*WHAT TO DO*:
Every line below that has the string "many" needs to be copied.

*DATA SUPPLIED*:
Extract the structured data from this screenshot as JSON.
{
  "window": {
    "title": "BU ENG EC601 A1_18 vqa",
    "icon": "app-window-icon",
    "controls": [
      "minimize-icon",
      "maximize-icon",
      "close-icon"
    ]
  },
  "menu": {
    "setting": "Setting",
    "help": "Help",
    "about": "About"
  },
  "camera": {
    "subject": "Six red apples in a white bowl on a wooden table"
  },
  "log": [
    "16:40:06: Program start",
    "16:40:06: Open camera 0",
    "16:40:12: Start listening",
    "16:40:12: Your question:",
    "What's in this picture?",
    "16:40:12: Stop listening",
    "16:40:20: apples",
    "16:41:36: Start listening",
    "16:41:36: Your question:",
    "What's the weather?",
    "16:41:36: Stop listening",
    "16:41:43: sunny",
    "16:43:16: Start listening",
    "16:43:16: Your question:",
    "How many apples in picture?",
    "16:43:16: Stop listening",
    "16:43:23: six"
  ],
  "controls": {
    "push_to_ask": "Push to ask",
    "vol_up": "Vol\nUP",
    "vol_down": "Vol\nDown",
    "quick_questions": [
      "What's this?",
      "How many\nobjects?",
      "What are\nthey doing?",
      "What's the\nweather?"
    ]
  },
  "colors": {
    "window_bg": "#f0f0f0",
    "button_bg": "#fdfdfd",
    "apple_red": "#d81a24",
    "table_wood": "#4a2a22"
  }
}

*OUTPUT OF THE EXERCISE*:
    "How many apples in picture?",
      "How many\nobjects?",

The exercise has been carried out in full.